“Processes that give rise to forms are at the heart of our artistic work.” says German studio Deskriptiv (the combined work of Dominik Kolb and Christoph Bader), who describe their work as being rooted jointly in the (occasionally conflicting) realms of design, art and computer science. “We work on the interface of computer science and design and combine both disciplines. In this area of conflict to find new processes to deal with it, to analyze it and graphically prepare, that’s what fascinates us and drives. The formation processes, we define purely digitally with the help of our main working tool, the computer.”
Naturally 3D printing fits neatly into the Venn Diagram shared by these disciplines (see previous examples, such as the world’s first 3D printed room, Nick Ervick’s incredibly complex 3D sculptures, and more at Beautiful/Decay) and serves as the perfect medium in which to explore their intersection. In works like their “Hüllen” series (“Wrap,” in English), the duo utilizes clear and opaque plastics, combining them with more mirrored silver surfaces. The intricate complexities (and the imagined difficulties to achieve such subtleties without blending the materials) can also be seen in the their “Verbowen” (translation, “Interwoven”) series, combines a variety of materials and surfaces, weaving them in tight complexity.
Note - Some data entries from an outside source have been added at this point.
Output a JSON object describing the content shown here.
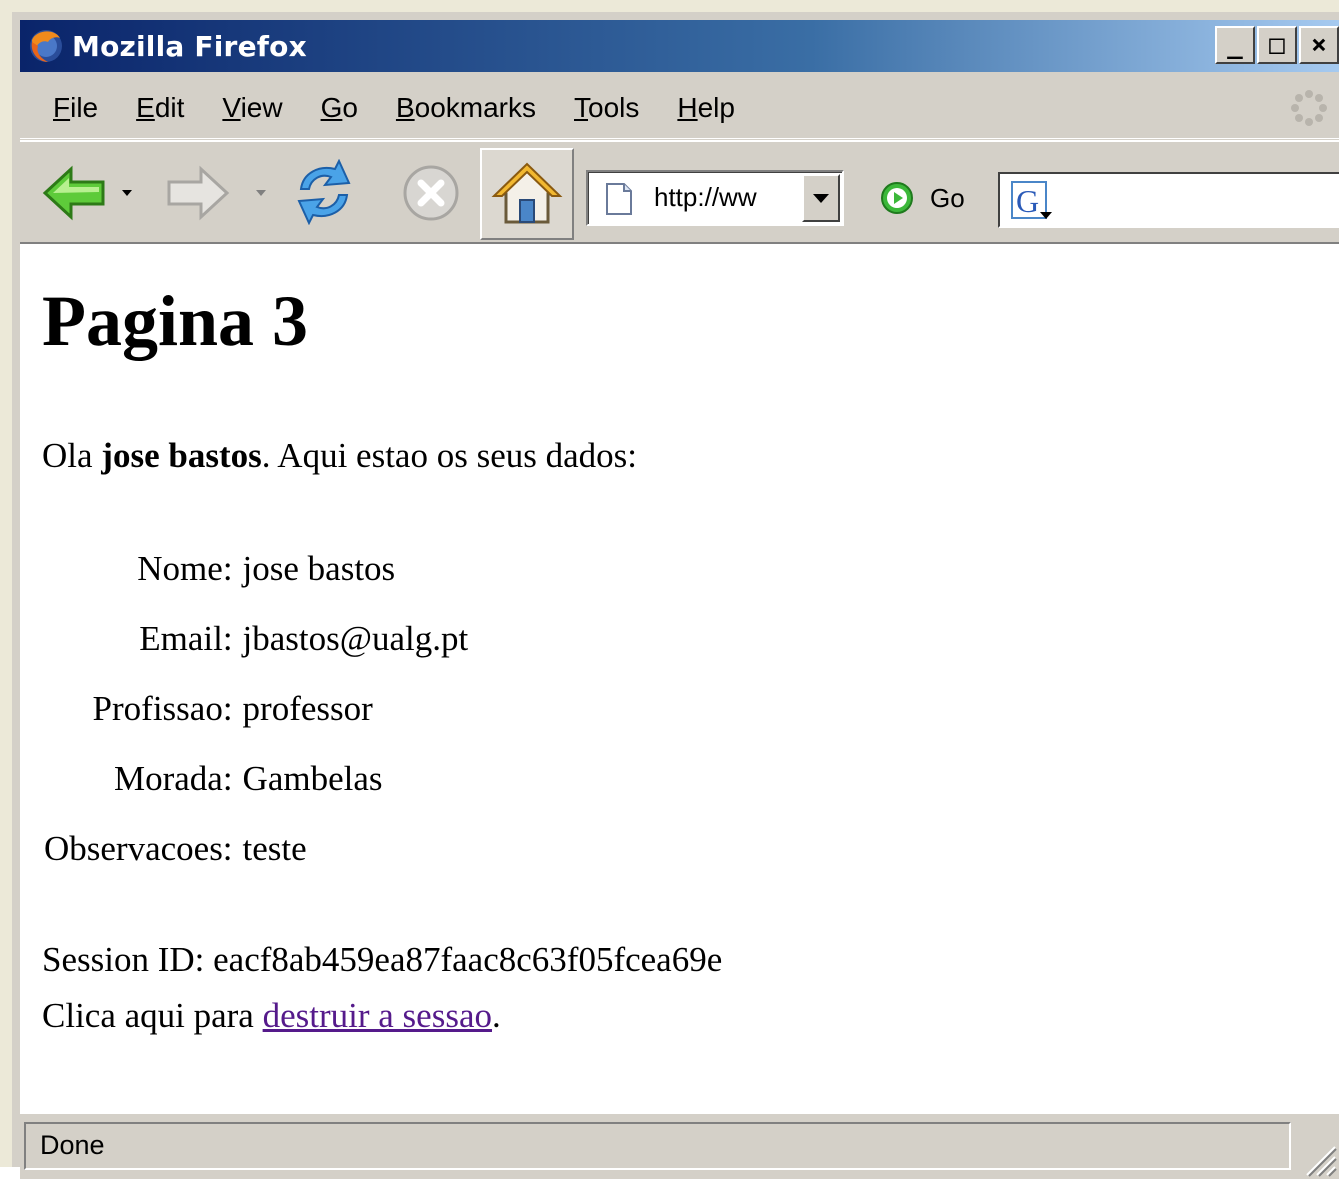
{
  "window": {
    "title": "Mozilla Firefox",
    "controls": [
      "_",
      "□",
      "×"
    ]
  },
  "menu": {
    "items": [
      {
        "label": "File",
        "accel": "F",
        "rest": "ile"
      },
      {
        "label": "Edit",
        "accel": "E",
        "rest": "dit"
      },
      {
        "label": "View",
        "accel": "V",
        "rest": "iew"
      },
      {
        "label": "Go",
        "accel": "G",
        "rest": "o"
      },
      {
        "label": "Bookmarks",
        "accel": "B",
        "rest": "ookmarks"
      },
      {
        "label": "Tools",
        "accel": "T",
        "rest": "ools"
      },
      {
        "label": "Help",
        "accel": "H",
        "rest": "elp"
      }
    ]
  },
  "toolbar": {
    "icons": [
      "back-arrow-icon",
      "forward-arrow-icon",
      "reload-icon",
      "stop-icon",
      "home-icon"
    ],
    "url": "http://ww",
    "go_label": "Go",
    "search_placeholder": ""
  },
  "page": {
    "heading": "Pagina 3",
    "greeting_prefix": "Ola ",
    "greeting_name": "jose bastos",
    "greeting_suffix": ". Aqui estao os seus dados:",
    "fields": [
      {
        "label": "Nome:",
        "value": "jose bastos"
      },
      {
        "label": "Email:",
        "value": "jbastos@ualg.pt"
      },
      {
        "label": "Profissao:",
        "value": "professor"
      },
      {
        "label": "Morada:",
        "value": "Gambelas"
      },
      {
        "label": "Observacoes:",
        "value": "teste"
      }
    ],
    "session_label": "Session ID: ",
    "session_id": "eacf8ab459ea87faac8c63f05fcea69e",
    "destroy_prefix": "Clica aqui para ",
    "destroy_link": "destruir a sessao",
    "destroy_suffix": "."
  },
  "status": {
    "text": "Done"
  },
  "colors": {
    "titlebar_start": "#0a246a",
    "link_visited": "#551a8b"
  }
}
Meanwhile, their “Klebend” (translation, “Adhesive”) series focuses less on blended materials and more on form, choosing a singular palate to exhibit the true range of surfaces the technology is capable of. (via hi-fructose)